By: Lorna Kleidman
Basics of bringing the bell up
Basics of bringing the bell down
Why the bell bangs the wrist and how to avoid it
Bringing Bell Up:
Wait for the bell to complete its pendulum. Imagine the backswing as 7 o’clock, then wait for the bell to come forward to 5 or 4 o’clock without pulling it prematurely.
Once at 4 o’clock you’ll lean back slightly to allow the bell to continue its path to chest height
At chest height give an acceleration pull of the bell-shoulder back and free-arm shoulder forward, then immediately bent the elbow and slip the hand through the handle
Hand slips through so handle rests on a diagonal in the lower palm, wrist neutral, with fingers relaxed.
Bringing Bell Down:
Gently ‘spill’ the bell (don’t spin it) so it comes to the outside of the arm, break the elbow, catch

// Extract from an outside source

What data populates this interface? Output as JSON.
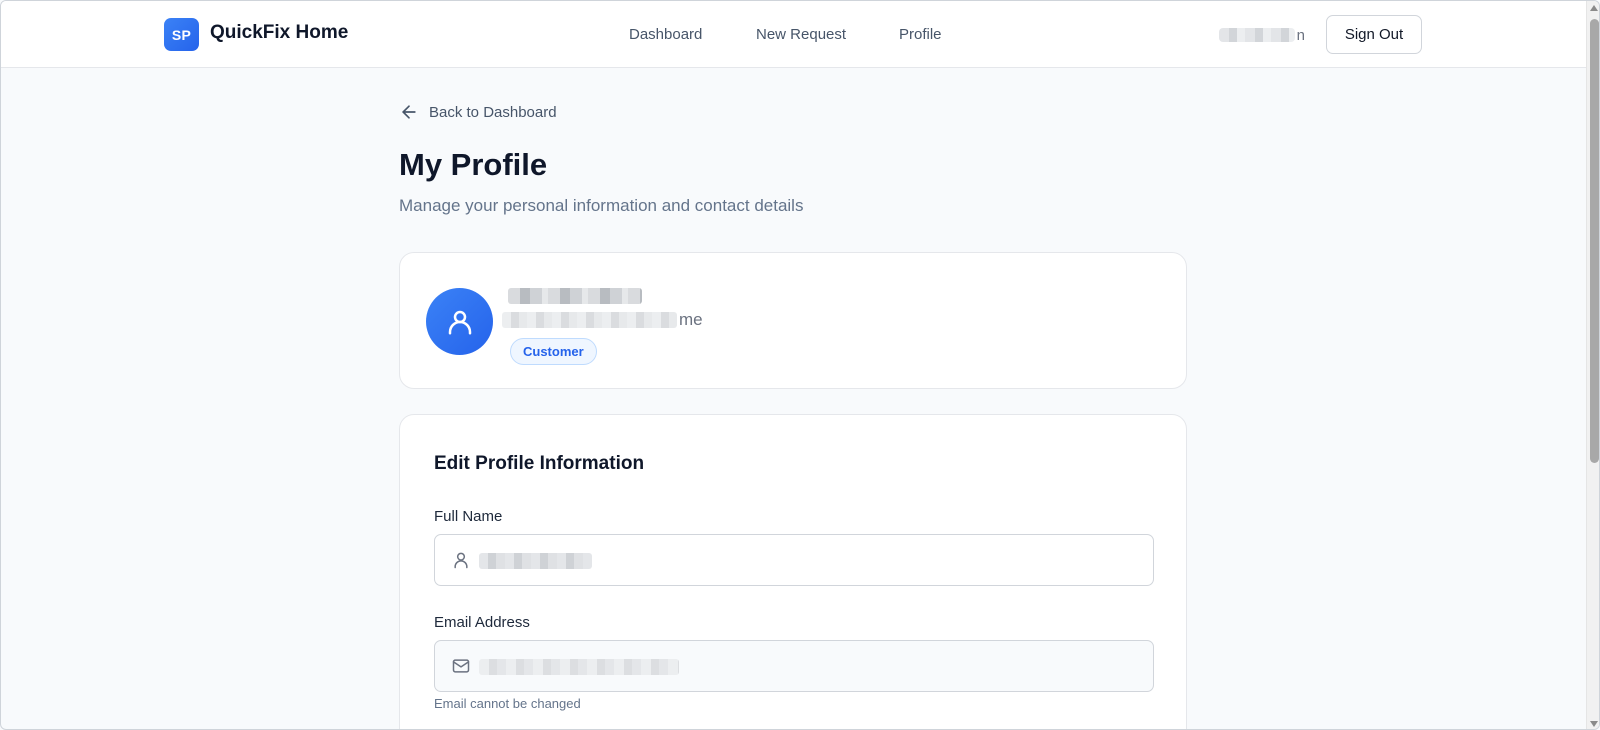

When catching the handle should jump from the diagonal in the deep palm to the finger crease
Close your thumb over index or index and middle fingers at catch
The Two Main Reasons why the Bell Bangs the Wrist:
Gripping the handle
Slowing the momentum of the pendulum
The key is to redirect the momentum,not grip or slow it. The redirect comes just after the acceleration pull when loosen the fingers and slip the hand through the handle.
Experiment with the options for breathing and let me know what works best for you. Keep in mind that different pacing may change your breathing.
Bio- Lorna Kleidman is a 3-time World Champion Kettlebell Sport with 4 Master of Sport Int’l Class and 3 Master of Sport titles. Lorna has made a World Record in 16kg Snatch, Veteran’s World Record in 24kg Snatch and 16kg Half Marathon & Nation record in 24kg Snatch. Although she started competing at age 42, Lorna is one of longest-reigning competitive lifters in the US.
Lorna’s a Certified Personal Trainer, sport coach, author, and former massage therapist in private practice with a Bachelors in Sports and Health Science. Founder of KettleX® Fitness and Education with streaming videos and trainers’ seminars. Also founder/co-creator of SPRY® Method education and classes. SPRY is a sophisticated blend of flowing yoga with a single light Kettlebell to enhance strength, stability, balance and awareness.
Lorna has presented her courses at SCW Manias, ECA Conferences as well as JCC and Canyon Ranch locations.
Lorna lives in Manhattan with her husband.